* [What is required]: Locate the string "data" in the records below. Copy every line where it occurs.

== Information provided

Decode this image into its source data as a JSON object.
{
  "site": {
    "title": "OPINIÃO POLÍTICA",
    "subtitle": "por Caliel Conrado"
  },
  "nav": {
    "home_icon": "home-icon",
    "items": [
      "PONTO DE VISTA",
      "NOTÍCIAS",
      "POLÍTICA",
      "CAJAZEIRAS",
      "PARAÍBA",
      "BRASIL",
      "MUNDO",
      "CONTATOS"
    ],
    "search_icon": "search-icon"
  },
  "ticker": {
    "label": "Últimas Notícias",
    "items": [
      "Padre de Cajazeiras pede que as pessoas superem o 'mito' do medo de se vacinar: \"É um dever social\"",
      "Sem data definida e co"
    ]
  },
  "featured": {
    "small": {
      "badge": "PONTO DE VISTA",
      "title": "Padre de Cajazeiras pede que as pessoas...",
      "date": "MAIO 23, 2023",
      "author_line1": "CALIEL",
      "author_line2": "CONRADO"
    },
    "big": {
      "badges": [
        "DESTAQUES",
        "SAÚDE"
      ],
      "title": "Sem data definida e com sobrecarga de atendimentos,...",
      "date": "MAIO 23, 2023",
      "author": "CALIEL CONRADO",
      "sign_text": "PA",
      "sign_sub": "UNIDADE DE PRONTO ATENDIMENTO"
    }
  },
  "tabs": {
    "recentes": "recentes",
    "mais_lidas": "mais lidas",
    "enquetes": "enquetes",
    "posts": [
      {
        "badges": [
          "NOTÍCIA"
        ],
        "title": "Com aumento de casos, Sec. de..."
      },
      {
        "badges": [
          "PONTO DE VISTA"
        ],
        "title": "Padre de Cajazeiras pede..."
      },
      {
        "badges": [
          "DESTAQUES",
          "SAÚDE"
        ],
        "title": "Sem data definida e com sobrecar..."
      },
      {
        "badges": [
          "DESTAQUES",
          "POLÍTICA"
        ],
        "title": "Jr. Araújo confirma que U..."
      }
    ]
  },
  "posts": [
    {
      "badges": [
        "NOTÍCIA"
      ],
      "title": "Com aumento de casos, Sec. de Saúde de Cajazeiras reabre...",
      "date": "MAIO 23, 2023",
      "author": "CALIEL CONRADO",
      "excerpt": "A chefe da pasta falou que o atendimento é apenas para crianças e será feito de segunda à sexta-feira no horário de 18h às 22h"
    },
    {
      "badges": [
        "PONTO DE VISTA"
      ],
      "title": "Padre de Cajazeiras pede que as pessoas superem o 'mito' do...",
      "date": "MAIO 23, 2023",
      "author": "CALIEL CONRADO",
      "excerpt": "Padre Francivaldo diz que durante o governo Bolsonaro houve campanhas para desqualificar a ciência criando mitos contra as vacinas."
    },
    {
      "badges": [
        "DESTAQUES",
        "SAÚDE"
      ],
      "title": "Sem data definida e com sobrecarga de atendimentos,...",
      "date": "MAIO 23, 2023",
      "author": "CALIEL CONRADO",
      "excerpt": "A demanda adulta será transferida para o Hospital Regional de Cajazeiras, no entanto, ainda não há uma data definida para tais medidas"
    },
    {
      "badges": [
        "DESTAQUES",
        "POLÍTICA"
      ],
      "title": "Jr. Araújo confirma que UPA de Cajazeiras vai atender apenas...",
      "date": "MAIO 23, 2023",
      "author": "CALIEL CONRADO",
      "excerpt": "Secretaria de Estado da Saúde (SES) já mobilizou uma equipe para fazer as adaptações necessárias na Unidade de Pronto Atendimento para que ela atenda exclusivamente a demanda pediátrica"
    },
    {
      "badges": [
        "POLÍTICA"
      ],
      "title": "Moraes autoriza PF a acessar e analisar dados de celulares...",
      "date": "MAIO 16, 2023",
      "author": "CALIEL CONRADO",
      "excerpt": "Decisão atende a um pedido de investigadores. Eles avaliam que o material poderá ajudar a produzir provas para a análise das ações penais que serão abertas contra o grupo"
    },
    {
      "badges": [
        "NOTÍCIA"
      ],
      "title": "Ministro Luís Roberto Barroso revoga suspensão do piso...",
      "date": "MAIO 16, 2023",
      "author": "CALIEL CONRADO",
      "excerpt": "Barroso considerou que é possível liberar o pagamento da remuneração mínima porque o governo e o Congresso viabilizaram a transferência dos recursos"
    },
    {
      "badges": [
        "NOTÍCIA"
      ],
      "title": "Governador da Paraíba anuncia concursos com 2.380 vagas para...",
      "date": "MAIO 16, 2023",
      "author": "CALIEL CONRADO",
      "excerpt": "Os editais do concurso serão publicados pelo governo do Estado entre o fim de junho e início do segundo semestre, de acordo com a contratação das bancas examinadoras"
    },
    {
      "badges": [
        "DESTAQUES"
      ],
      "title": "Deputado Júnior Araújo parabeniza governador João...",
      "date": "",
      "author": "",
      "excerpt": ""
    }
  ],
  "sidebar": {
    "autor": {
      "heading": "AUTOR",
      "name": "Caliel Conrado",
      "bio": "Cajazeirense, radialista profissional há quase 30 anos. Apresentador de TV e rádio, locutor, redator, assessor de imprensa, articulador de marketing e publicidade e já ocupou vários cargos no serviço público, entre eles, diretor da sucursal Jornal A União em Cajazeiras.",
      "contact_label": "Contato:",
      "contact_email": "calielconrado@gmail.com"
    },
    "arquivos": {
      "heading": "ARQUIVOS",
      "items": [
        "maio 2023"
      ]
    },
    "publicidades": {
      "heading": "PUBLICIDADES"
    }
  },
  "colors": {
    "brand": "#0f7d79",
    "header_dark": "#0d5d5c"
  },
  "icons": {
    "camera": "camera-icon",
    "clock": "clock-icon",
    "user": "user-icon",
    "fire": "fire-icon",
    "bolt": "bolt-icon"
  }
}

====

* [Exercise output]:
Decode this image into its source data as a JSON object.
      "Sem data definida e co"
      "title": "Sem data definida e com sobrecarga de atendimentos,...",
        "title": "Sem data definida e com sobrecar..."
      "title": "Sem data definida e com sobrecarga de atendimentos,...",
      "excerpt": "A demanda adulta será transferida para o Hospital Regional de Cajazeiras, no entanto, ainda não há uma data definida para tais medidas"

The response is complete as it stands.